In order to purchase at least 51% of Nicholson stocks, one share of Cooper new cumulative convertible preferred stock would be exchanged for each share of Nicholson common stock. Cooper preferred stock would pay an annual dividend of $2.5 and would be convertible into 2 shares of Cooper common stock during the first year of merger. The exchange would be a tax-free transaction, the $2.5 preferred dividend larger than the current rate on the Nicholson common stock and larger than VLN new preferred stock dividend. Cooper preferred share was worth a minimum of $48(Cooper common stock had closed at $24), which is larger than Porter’s $42 cash offer. Although Cooper preferred share was just worth a minimum of $48, less than that of VLN’s preferred stock. However, Cooper is a huge NY Stock Exchange listed company. A merger of Cooper and Nicholson would allow Nicholson’s stockholder to convert their Nicholson shares into either common stock or convertible preferred stock of Cooper.
This was a much more attractive alternative, since people can anticipate that earnings would increase next year and the price of Cooper would show significant price appreciation. Furthermore, Cooper stock was traded on the New York Exchange, which provided substantial liquidity. Management of Nicholson Company sought to merger with VLN that would ensure continuity of Nicholson management and operating independence. It’s an ideal option for the Nicholson family. However, under current term with VLN, one share of new VLN cumulative convertible preferred stock would be exchanged for each share of Nicholson common stock. One share of VLN cumulative convertible preferred stock would pay an annual dividend of $1.6 and would be convertible into five shares of VLN common stock during the first year after the merger, scaling down to four shares after the fourth year.
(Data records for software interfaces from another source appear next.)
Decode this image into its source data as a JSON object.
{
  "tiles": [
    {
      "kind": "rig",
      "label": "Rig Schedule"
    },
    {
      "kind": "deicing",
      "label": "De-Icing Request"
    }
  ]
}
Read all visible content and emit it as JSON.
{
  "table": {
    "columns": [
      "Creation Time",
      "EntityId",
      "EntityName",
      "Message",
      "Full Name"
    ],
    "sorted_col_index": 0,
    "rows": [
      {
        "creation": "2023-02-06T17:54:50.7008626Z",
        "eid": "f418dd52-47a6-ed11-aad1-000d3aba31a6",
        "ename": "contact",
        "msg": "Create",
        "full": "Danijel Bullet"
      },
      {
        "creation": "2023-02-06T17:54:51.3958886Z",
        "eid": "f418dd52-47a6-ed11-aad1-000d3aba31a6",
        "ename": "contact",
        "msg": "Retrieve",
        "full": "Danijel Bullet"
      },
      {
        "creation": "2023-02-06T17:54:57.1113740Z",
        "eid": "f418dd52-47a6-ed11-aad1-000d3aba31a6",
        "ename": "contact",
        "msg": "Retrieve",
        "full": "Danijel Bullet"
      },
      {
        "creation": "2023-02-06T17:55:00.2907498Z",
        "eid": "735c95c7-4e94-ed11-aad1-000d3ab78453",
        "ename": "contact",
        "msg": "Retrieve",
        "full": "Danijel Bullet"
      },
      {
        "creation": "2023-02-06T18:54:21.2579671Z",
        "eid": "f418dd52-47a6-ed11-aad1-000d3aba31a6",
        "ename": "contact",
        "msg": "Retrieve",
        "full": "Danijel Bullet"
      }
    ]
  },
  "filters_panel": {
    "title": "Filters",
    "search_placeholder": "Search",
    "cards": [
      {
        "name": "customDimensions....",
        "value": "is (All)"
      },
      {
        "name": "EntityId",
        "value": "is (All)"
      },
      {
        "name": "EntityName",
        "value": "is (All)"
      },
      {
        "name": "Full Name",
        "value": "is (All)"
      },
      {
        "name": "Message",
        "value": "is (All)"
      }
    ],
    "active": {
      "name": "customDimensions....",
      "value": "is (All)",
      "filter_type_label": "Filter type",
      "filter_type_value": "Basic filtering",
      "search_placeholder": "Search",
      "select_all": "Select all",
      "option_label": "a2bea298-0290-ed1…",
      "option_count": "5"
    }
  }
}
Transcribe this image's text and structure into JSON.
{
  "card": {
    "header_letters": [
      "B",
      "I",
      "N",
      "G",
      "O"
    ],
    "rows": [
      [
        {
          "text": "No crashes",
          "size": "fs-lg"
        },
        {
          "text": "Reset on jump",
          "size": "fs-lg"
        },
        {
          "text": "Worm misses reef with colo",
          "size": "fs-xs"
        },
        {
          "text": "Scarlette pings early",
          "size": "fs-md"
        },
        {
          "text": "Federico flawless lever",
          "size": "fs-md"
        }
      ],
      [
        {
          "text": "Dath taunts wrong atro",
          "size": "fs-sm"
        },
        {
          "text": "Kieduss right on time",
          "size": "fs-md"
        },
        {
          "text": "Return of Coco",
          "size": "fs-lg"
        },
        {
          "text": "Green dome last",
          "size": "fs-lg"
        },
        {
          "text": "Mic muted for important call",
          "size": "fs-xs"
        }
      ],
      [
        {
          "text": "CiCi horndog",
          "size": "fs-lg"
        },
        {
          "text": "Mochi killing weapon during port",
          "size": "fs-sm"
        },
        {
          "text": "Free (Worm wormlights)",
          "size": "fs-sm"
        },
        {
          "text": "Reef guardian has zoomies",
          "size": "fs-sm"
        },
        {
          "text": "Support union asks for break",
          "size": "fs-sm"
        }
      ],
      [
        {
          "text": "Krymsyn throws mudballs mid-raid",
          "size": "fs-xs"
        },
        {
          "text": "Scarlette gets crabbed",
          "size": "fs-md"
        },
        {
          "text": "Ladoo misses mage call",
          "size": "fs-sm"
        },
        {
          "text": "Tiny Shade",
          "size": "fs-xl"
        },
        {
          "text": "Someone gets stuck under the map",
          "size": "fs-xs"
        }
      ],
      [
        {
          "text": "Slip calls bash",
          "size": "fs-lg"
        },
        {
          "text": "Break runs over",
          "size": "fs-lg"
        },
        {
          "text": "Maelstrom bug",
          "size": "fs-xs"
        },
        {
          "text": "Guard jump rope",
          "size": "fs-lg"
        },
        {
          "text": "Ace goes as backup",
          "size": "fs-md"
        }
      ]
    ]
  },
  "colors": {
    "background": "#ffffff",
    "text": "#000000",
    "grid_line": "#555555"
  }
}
Callable at $50 a share after the fifth year. Depending on the valuation method used for the VLN offer, the offer could be as high as $51.10 per share, or as low as $23.12 per share. Unlike Cooper, VLN is not traded on the New York Exchange, which means shareholder of Nicholson is hard to sell substantial amount of new VLN’s common stocks or preferred stocks. The volatility of price and uncertainty of liquidity both makes the option impossible to obtain enough votes from speculators. If Cooper can provide a lucrative price, the combined holding of Porter, Cooper, speculators amounting to 48% of outstanding shares, made it impossible to obtain enough votes to complete the VLN merger. Exhibit 1 – Nicholson File – Condensed Operating and Shareholder Information (No Merger)